__Data for this exercise__:
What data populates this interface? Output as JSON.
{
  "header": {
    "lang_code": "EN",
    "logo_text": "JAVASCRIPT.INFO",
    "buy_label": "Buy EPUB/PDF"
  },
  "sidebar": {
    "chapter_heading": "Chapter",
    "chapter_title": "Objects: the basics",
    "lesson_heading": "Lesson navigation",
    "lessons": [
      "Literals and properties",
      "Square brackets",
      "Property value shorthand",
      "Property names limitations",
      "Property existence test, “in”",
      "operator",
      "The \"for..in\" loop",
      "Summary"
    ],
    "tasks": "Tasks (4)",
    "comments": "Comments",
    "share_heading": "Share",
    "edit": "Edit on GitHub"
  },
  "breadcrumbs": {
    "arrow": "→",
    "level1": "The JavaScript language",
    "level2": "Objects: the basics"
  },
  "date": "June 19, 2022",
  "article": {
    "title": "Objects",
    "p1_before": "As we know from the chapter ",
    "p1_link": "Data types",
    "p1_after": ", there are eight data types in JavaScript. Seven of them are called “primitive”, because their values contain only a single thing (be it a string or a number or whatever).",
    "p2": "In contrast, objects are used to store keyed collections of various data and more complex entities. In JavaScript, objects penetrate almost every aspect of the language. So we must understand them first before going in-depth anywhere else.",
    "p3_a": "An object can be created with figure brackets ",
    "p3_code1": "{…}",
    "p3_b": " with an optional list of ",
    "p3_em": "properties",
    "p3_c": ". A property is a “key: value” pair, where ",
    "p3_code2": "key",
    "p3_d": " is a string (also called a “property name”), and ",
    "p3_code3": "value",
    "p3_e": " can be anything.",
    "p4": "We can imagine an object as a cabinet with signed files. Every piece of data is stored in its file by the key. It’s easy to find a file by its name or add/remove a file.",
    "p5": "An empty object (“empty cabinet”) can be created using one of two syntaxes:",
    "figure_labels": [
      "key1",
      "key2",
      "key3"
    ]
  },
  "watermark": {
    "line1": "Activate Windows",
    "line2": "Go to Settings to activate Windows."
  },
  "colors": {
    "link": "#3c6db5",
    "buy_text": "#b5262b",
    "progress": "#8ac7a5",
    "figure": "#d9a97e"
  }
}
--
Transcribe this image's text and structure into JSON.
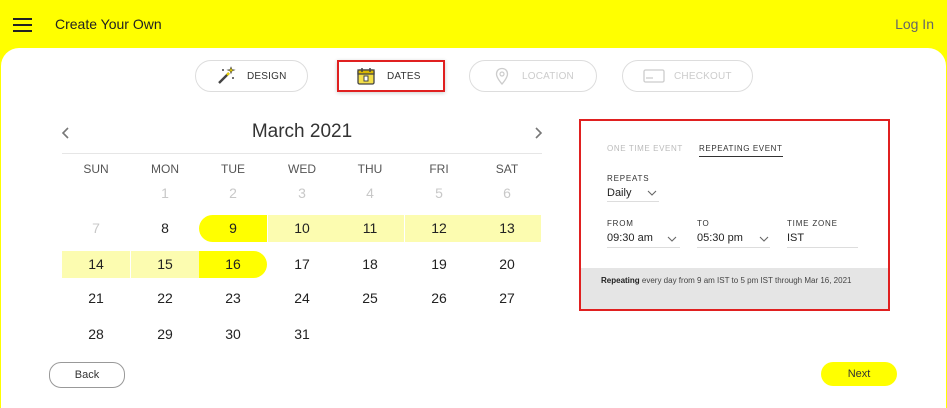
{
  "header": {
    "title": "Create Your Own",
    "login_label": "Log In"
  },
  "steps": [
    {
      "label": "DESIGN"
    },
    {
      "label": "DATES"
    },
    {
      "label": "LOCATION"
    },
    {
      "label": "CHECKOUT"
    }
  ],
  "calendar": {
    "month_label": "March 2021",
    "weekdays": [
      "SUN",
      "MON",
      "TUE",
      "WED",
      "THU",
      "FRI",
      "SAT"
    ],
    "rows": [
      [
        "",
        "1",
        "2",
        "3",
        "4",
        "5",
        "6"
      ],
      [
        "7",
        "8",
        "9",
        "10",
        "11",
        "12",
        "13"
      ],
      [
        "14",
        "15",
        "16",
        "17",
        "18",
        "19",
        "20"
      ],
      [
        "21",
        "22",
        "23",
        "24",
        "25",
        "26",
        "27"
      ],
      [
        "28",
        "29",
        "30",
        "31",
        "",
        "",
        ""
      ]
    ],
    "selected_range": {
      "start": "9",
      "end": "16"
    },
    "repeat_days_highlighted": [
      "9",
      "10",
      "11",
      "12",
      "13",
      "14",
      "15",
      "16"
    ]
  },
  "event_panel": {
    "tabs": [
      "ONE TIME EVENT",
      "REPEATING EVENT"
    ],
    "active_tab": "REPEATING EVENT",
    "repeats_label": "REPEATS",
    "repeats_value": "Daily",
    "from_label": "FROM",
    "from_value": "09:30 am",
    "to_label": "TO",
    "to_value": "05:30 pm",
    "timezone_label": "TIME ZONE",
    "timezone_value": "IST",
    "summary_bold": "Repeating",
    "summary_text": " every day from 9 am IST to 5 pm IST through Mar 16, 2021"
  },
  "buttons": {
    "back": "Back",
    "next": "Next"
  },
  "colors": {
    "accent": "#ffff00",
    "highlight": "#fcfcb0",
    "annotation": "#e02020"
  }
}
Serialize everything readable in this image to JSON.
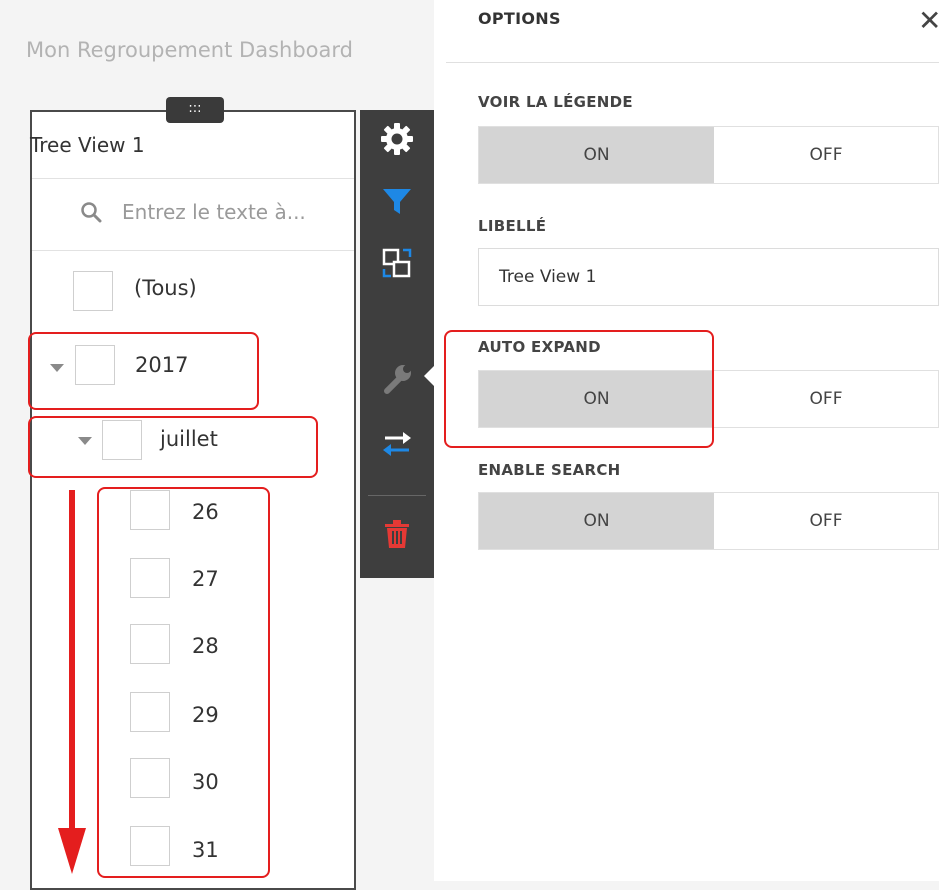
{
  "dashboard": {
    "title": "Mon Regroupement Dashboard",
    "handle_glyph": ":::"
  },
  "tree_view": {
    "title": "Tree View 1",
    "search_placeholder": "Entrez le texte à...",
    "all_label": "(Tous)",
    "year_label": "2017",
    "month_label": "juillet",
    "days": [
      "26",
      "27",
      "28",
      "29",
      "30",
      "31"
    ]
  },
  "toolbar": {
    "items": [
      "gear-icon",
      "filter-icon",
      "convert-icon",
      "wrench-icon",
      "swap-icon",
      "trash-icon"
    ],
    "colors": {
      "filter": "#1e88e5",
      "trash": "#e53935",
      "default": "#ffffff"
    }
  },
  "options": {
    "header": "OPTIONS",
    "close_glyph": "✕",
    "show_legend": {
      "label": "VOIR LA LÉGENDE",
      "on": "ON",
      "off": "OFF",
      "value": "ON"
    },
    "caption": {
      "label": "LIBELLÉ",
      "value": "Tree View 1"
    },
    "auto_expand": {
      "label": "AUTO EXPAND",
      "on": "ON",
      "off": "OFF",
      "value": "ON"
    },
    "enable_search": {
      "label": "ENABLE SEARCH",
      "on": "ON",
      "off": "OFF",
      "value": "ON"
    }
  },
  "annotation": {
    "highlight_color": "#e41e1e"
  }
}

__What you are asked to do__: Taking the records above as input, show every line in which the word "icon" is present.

__Result for this task__:
      "gear-icon",
      "filter-icon",
      "convert-icon",
      "wrench-icon",
      "swap-icon",
      "trash-icon"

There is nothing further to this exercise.